Both yourself and Vanessa have covered some wonderful songs by artists such as John Prine, Neil Young and John Lennon. Is your mutual appreciation of classic rock songwriting one of your musical meeting points and do you each derive pleasure and learn from studying and covering the songs you love?
JM: ‘Oh yeah, totally. When we moved in together and merged our LP collections I was surprised by the overlap. I think I’m a bit more obsessed with learning other people’s songs. If you take a look at all the songs we’ve covered on setlist.fm you’ll see it’s pretty varied, and a very long list. On the other hand, Vanessa’s the one who just put out an EP of six cover songs. That was fun when she was making that. I suggested Little Bit of Rain and she ended up recording it. Pretty cool.’
The group’s brief hiatus was given a fair bit of attention when you returned with Vol. 1 & 2, but as bands like yourselves, Fleet Foxes and Sleater-Kinney have proven, time away can reap creative rewards. Given your experience, is an extended break something you think important for artists to consider and given the option to go back and do it all again, would you still opt to take that break?
JM: ‘If it’s something you need to do, I think you should do it. I wanted a break really badly, and I was about to have my first child. I also needed some time to write. I was feeling a bit uninspired and sick of playing so much. I’m on the opposite end of that now. I may not be writing much, but I’m really excited to travel and play shows again. When that fizzles, I don’t know, maybe we’ll take another little break. I don’t know that we’ll come back with two whole records next time. That may be a once-in-a-career move.’
You made Deer Tick Vol. 1 & 2 at Ardent studios with co-producer Adam Landry. What was it like to first step foot in that history-steeped space? Had you selected the studio for specific reasons or to use specific facilities, and did the space enable you to achieve anything that may’ve been less feasible in another studio?
JM: ‘Ardent is really wonderful. It’s a living museum. It’s a little intimidating, seeing all the records that were made there, just hanging on the wall, as you’re walking down the hall to take a piss. Many of those records are why we chose Ardent in the first place. But then Jody Stephens comes in the control room and tells you he digs what you’re working on… It’s kind of surreal. We got comfortable there really quickly. We were also able to stretch our budget quite a bit because that year they were running a sale on studio time. I think it was the 50th anniversary or something. It felt like home after a while. Some studios have no vibe at all; very sterile. But this place was the opposite. The studio itself becomes a band member. I couldn’t picture us recording Vol. 1 & 2 anywhere else.’
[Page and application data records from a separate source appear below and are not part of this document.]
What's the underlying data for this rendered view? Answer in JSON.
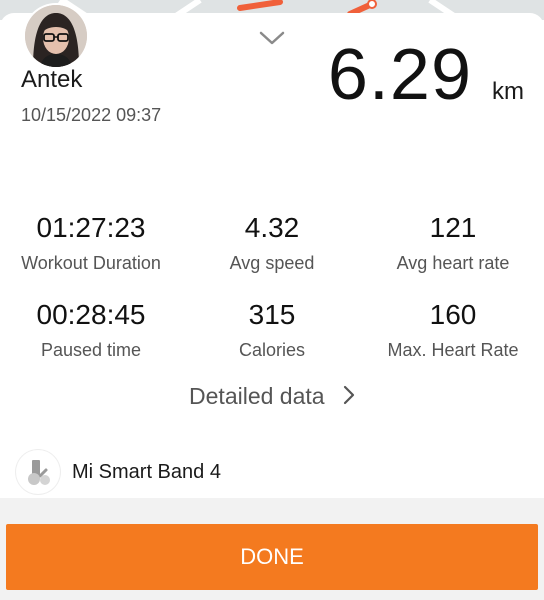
{
  "user": {
    "name": "Antek",
    "date": "10/15/2022 09:37"
  },
  "summary": {
    "distance_value": "6.29",
    "distance_unit": "km"
  },
  "stats": [
    {
      "value": "01:27:23",
      "label": "Workout Duration"
    },
    {
      "value": "4.32",
      "label": "Avg speed"
    },
    {
      "value": "121",
      "label": "Avg heart rate"
    },
    {
      "value": "00:28:45",
      "label": "Paused time"
    },
    {
      "value": "315",
      "label": "Calories"
    },
    {
      "value": "160",
      "label": "Max. Heart Rate"
    }
  ],
  "links": {
    "detailed_data": "Detailed data"
  },
  "device": {
    "name": "Mi Smart Band 4"
  },
  "actions": {
    "done": "DONE"
  },
  "colors": {
    "accent": "#f47a1f",
    "route": "#f0603a"
  },
  "icons": {
    "collapse": "chevron-down-icon",
    "detailed_data": "chevron-right-icon",
    "device": "mi-band-icon"
  }
}
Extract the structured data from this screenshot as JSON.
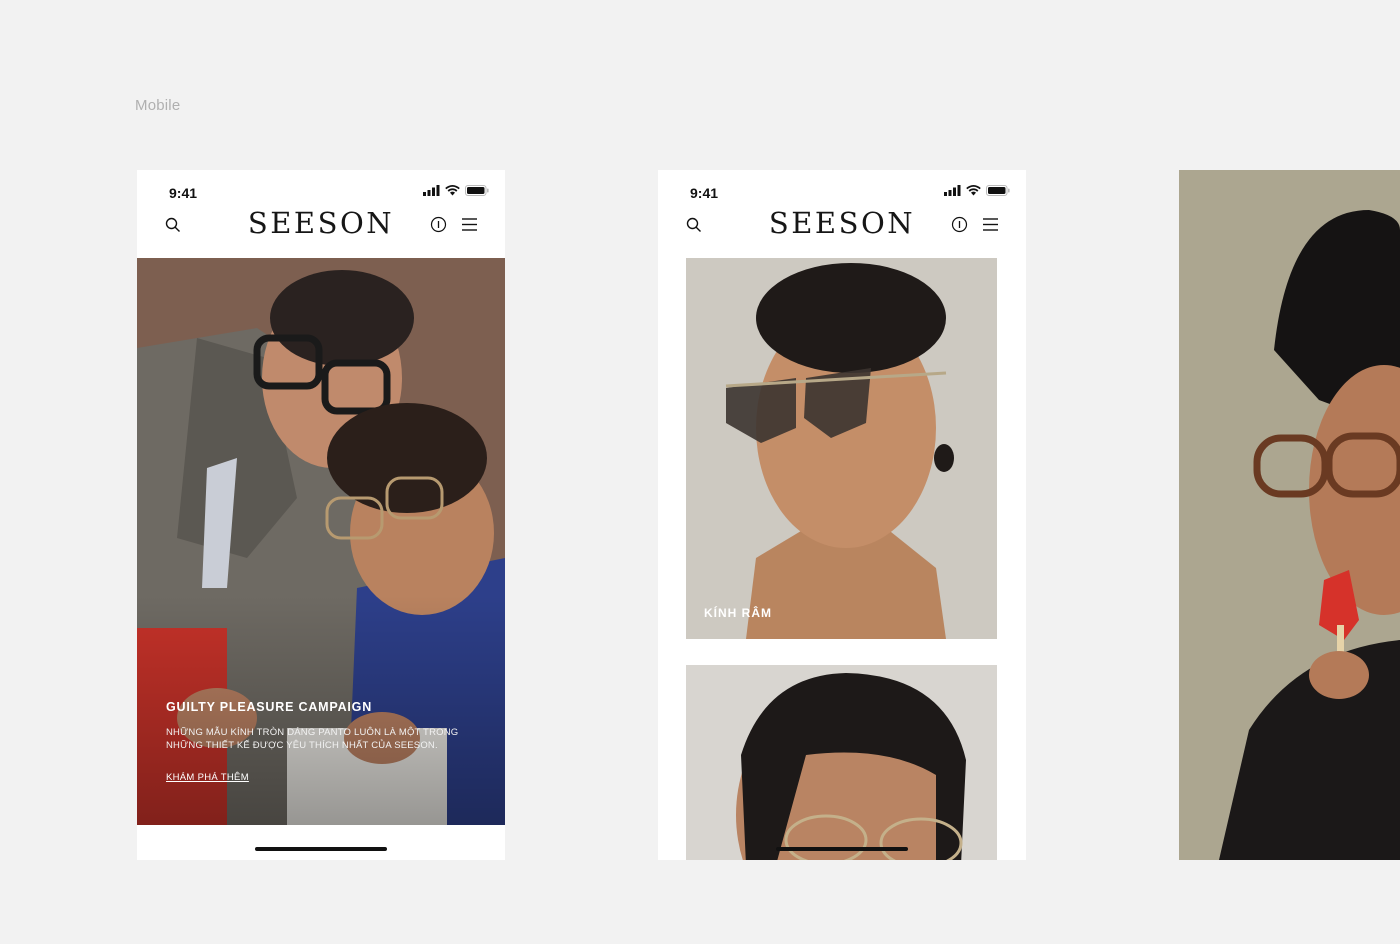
{
  "section_label": "Mobile",
  "phone_home": {
    "status": {
      "time": "9:41"
    },
    "brand": "SEESON",
    "hero": {
      "title": "GUILTY PLEASURE CAMPAIGN",
      "description": "NHỮNG MẪU KÍNH TRÒN DÁNG PANTO LUÔN LÀ MỘT TRONG NHỮNG THIẾT KẾ ĐƯỢC YÊU THÍCH NHẤT CỦA SEESON.",
      "cta": "KHÁM PHÁ THÊM"
    }
  },
  "phone_category": {
    "status": {
      "time": "9:41"
    },
    "brand": "SEESON",
    "cards": [
      {
        "label": "KÍNH RÂM"
      }
    ]
  },
  "colors": {
    "page_bg": "#f2f2f2",
    "text_dark": "#161616",
    "label_gray": "#b0b0b0"
  },
  "icons": [
    "search-icon",
    "info-icon",
    "menu-icon",
    "signal-icon",
    "wifi-icon",
    "battery-icon"
  ]
}
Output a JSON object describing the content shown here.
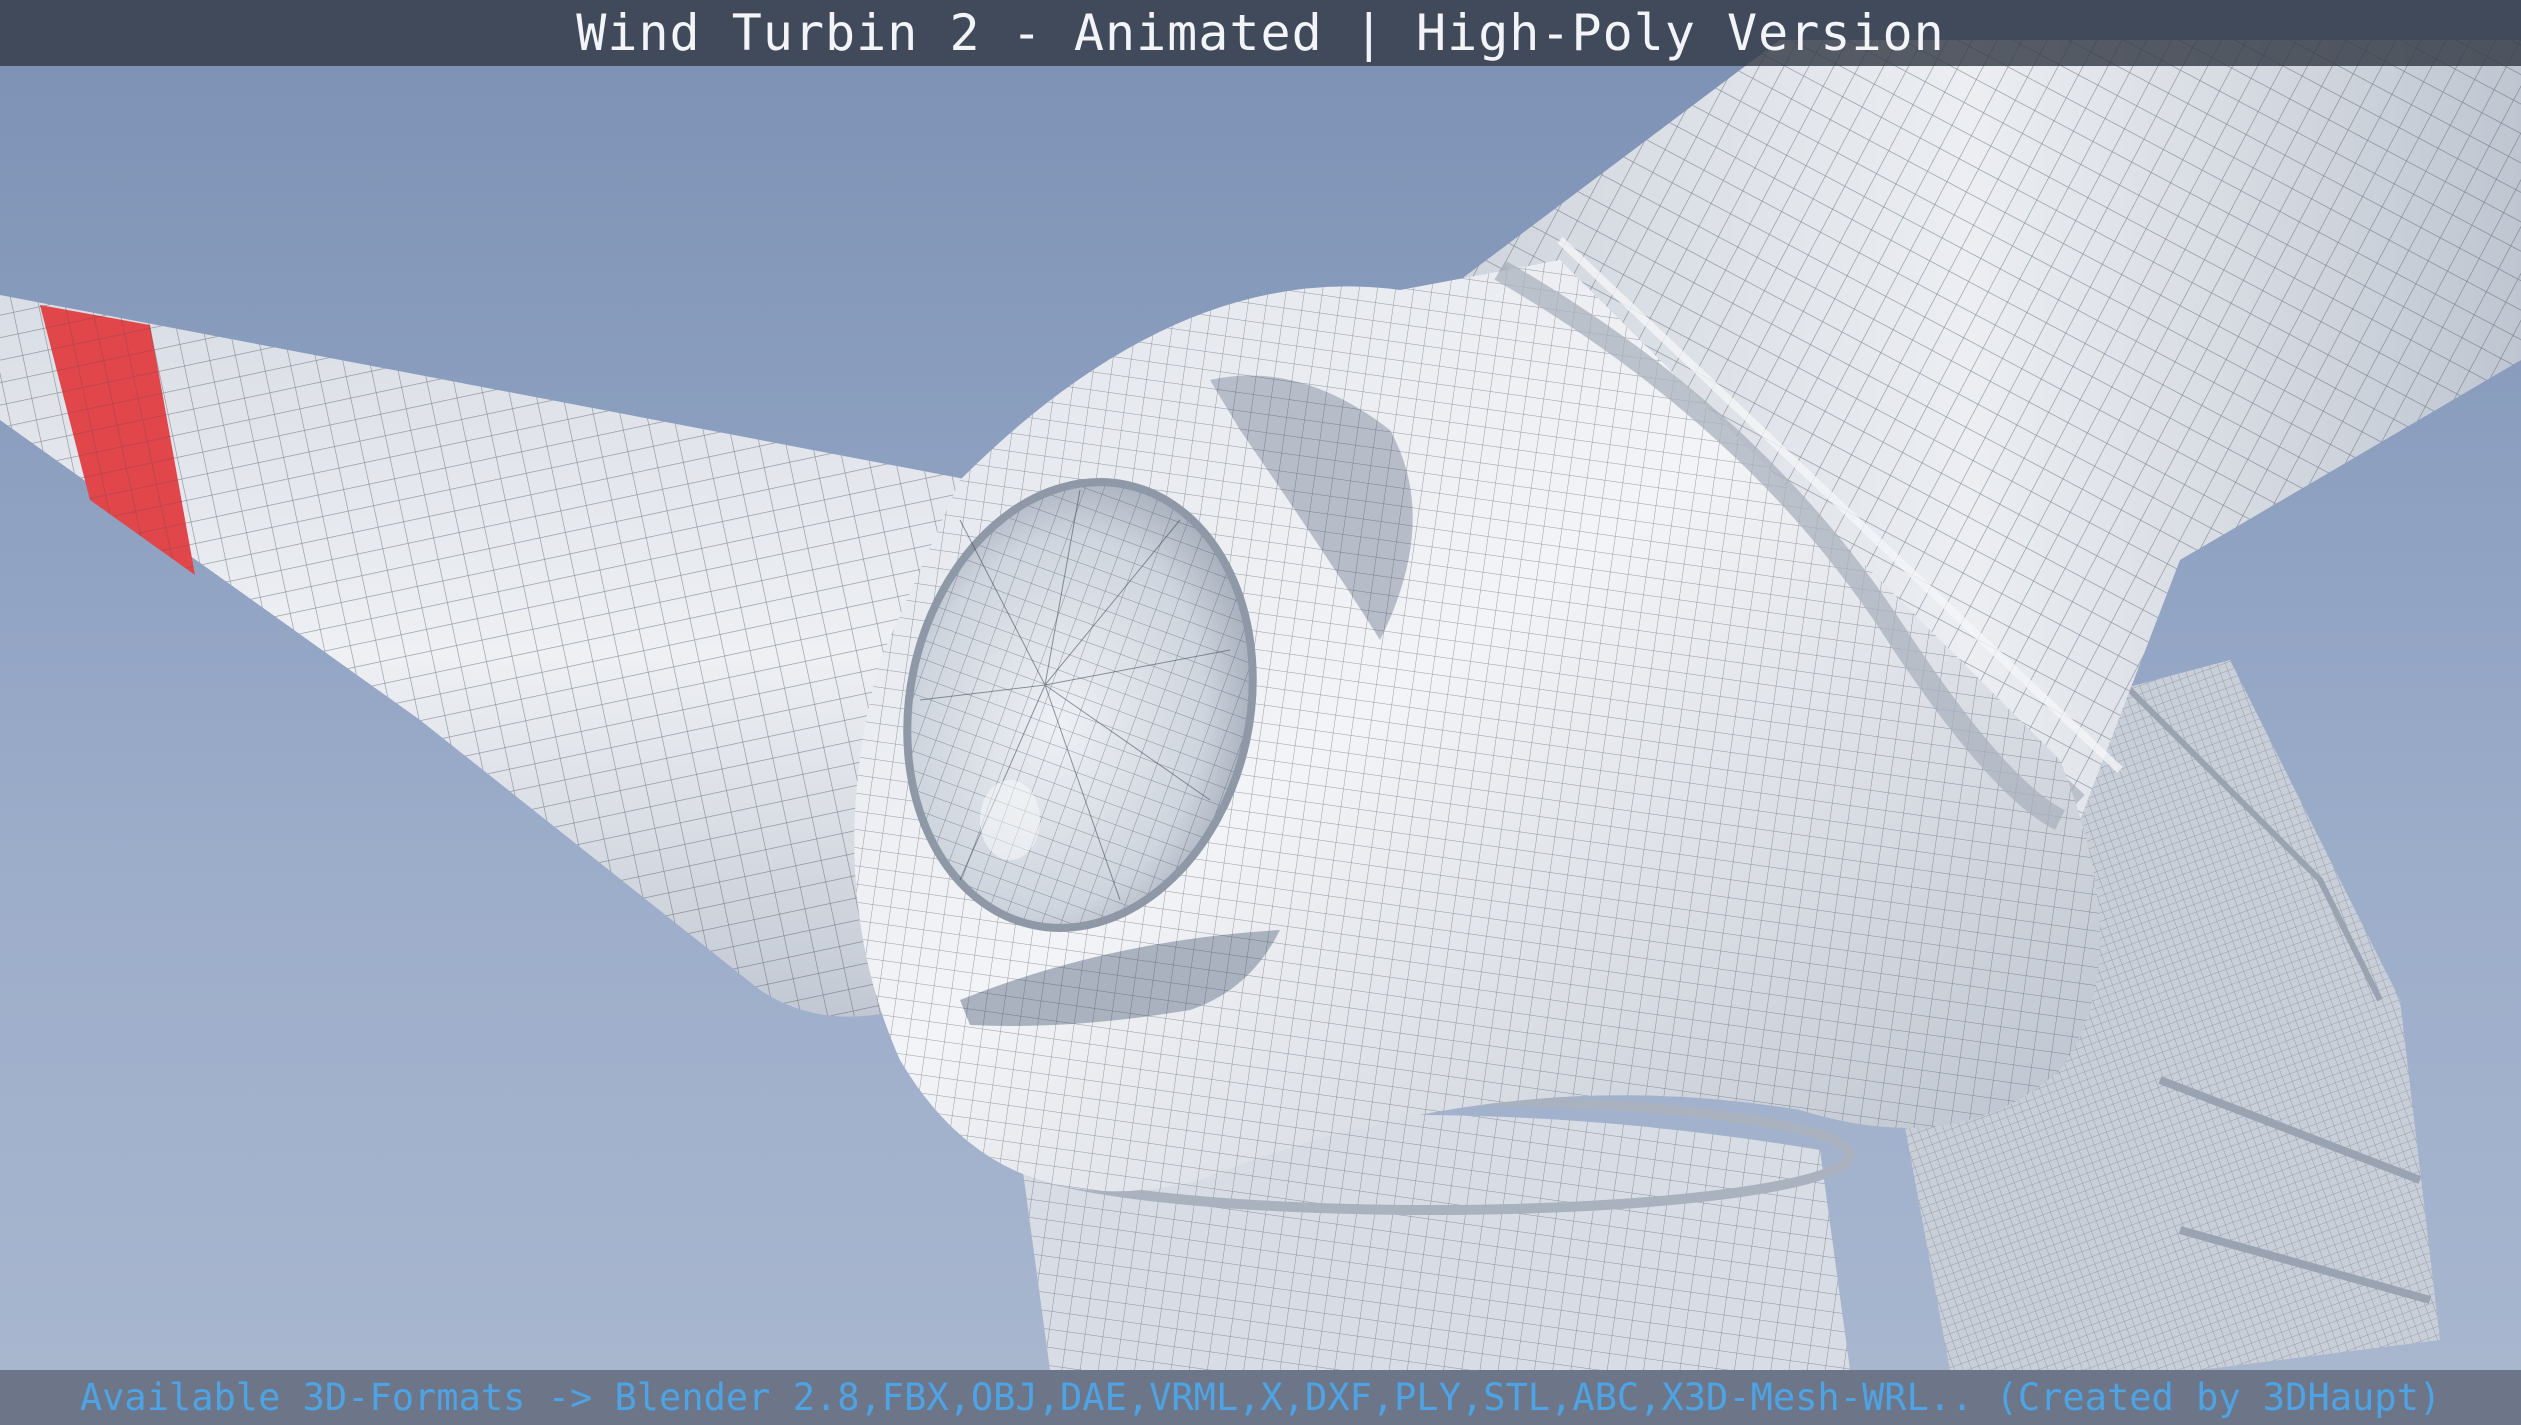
{
  "header": {
    "title": "Wind Turbin 2 - Animated | High-Poly Version"
  },
  "footer": {
    "formats": "Available 3D-Formats -> Blender 2.8,FBX,OBJ,DAE,VRML,X,DXF,PLY,STL,ABC,X3D-Mesh-WRL.. (Created by 3DHaupt)"
  },
  "colors": {
    "sky": "#8fa3c4",
    "mesh_surface": "#e6e9ee",
    "wireframe": "#3d4654",
    "blade_stripe": "#e0464a",
    "footer_text": "#4da3e3",
    "title_text": "#f2f4f7"
  },
  "scene": {
    "subject": "wind-turbine-hub-wireframe"
  }
}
Given that a couple of tracks could’ve fallen either side of the acoustic/electric divide on those albums, do you anticipate playing any of that material slightly differently on tour, or are you going to stick to the arrangements you hit upon in the studio?
JM: ‘We already have to do that a little bit. It’s not always possible to travel with all of our acoustic and electric instruments. Especially me, since I play in 3 different tunings, that’s a minimum of 6 guitars I have to bring. Traveling with the electric stuff is much easier. We will probably bring a couple of folk instruments with us though.’
Having achieved such ambitious goals in recent years, with the dual volume album, 10th anniversary film and Newport afterparties, what feels like the next move?
JM: ‘We’re putting out a compilation record early next year, and we’ll probably do a small tour around that. There’s also an upcoming film we’re supposed to do the music for. I don’t know when the next real record will be. In my downtime I’m just going to continue chipping away at my little studio here.’
Photo credit: Scott Alario